Work task:
Gather the lines below that include the string "Pharmacy", copying each in full.

+++

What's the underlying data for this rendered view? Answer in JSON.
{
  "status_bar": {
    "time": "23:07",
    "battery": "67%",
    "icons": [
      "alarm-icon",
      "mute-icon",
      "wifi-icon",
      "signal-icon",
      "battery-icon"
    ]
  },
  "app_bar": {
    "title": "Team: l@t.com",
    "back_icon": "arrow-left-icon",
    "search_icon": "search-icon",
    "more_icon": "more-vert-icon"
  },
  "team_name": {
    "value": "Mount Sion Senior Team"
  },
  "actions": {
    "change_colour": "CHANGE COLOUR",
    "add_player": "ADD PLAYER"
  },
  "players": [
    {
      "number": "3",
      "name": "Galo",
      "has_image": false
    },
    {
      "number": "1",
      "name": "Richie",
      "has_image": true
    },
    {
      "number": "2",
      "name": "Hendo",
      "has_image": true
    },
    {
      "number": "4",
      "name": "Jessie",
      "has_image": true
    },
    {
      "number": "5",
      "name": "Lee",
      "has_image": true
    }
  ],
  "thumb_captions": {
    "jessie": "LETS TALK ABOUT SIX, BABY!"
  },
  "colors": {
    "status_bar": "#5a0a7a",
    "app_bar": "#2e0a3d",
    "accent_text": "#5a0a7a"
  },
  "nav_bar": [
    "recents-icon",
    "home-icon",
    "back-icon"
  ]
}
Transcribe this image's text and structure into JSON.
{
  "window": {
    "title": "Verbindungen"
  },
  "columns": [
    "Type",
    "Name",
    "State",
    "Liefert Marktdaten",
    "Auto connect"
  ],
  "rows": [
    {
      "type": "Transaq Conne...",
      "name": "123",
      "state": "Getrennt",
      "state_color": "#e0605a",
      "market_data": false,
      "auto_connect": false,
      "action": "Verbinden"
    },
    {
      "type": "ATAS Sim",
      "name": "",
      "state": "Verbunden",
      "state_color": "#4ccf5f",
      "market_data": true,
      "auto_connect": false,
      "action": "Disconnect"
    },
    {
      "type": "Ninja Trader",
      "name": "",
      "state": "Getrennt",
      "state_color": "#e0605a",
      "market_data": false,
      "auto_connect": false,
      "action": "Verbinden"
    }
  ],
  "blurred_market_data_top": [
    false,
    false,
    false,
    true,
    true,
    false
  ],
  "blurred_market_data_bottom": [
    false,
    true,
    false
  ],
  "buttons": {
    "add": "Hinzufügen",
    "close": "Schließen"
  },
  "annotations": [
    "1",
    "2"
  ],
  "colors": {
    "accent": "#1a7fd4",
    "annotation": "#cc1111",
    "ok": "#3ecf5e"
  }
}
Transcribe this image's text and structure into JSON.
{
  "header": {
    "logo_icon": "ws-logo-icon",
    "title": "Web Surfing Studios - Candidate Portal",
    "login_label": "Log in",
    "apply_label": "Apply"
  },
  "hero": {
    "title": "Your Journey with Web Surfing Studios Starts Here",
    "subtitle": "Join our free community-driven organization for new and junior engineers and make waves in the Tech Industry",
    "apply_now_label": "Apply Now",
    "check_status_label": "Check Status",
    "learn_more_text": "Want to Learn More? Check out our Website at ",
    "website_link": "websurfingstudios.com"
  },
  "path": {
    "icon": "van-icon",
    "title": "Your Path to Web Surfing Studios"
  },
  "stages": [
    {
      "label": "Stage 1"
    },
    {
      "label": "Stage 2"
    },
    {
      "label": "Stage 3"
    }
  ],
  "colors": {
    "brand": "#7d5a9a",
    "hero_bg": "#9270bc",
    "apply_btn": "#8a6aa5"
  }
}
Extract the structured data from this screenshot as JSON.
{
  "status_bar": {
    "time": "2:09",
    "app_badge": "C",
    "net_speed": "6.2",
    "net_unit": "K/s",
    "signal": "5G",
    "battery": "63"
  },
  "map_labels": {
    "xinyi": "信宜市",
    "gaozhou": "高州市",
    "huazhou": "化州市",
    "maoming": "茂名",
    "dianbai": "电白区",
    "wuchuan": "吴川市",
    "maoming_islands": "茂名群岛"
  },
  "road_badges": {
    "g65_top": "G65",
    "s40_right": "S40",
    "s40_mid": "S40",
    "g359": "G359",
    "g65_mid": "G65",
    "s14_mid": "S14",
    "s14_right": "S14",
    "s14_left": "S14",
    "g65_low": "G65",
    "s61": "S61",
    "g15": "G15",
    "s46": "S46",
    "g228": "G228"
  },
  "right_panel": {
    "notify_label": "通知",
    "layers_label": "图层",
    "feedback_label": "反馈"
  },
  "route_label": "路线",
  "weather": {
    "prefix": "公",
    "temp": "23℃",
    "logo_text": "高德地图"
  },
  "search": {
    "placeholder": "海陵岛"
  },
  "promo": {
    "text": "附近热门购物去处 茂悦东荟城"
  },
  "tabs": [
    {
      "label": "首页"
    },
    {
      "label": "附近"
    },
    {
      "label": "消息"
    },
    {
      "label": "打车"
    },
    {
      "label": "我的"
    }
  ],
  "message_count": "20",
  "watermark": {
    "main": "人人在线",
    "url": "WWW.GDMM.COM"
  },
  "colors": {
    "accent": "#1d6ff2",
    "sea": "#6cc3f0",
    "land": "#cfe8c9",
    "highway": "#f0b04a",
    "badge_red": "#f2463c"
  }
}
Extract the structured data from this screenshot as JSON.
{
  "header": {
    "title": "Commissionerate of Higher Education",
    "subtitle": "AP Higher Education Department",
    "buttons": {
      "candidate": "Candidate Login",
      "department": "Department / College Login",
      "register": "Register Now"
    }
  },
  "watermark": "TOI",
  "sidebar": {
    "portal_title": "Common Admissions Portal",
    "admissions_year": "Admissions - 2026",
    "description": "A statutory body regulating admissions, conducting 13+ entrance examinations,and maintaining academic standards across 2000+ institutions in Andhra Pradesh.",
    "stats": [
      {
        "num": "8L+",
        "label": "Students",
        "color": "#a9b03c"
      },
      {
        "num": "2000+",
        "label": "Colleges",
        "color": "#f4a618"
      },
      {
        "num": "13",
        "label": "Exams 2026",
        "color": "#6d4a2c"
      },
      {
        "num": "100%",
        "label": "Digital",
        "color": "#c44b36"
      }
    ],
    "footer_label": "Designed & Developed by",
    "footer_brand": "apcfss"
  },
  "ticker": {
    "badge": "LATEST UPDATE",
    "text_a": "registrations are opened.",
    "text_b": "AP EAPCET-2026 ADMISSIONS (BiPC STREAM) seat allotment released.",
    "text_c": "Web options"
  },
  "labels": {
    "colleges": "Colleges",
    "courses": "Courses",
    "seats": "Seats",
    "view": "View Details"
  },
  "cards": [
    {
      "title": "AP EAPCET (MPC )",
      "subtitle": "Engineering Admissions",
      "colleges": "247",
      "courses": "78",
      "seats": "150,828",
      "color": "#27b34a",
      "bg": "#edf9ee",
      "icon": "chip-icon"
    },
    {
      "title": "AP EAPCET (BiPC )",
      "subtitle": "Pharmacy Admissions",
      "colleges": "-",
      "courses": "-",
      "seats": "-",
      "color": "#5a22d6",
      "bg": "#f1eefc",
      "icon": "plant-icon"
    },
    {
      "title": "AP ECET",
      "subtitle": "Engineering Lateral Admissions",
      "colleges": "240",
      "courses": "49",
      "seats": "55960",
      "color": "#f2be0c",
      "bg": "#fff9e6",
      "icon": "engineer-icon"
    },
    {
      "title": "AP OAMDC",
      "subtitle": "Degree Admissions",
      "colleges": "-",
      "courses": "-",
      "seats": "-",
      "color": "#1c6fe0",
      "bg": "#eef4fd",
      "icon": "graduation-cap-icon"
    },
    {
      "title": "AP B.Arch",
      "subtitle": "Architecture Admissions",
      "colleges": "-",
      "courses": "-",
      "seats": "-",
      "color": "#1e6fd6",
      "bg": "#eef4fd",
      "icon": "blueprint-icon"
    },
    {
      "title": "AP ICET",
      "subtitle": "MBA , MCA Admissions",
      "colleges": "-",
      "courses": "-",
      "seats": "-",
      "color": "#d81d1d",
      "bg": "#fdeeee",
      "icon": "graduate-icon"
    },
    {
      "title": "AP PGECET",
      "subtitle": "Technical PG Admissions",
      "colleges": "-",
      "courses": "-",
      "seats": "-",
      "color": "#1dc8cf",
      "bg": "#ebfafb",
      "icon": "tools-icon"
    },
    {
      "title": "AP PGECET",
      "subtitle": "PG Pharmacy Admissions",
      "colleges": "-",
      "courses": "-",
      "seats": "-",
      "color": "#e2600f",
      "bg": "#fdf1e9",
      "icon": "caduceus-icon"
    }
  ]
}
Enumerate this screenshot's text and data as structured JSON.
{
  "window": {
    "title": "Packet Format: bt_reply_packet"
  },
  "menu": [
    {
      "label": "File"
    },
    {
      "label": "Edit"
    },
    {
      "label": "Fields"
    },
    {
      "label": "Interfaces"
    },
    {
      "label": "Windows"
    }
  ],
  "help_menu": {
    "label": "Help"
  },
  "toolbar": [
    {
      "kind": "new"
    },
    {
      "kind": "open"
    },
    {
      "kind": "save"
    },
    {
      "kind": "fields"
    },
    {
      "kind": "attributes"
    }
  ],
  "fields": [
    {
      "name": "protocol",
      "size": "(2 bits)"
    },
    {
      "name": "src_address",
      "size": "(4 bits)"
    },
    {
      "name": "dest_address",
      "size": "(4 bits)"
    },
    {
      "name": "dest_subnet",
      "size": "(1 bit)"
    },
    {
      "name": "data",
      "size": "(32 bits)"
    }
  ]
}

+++

Output:
      "subtitle": "Pharmacy Admissions",
      "subtitle": "PG Pharmacy Admissions",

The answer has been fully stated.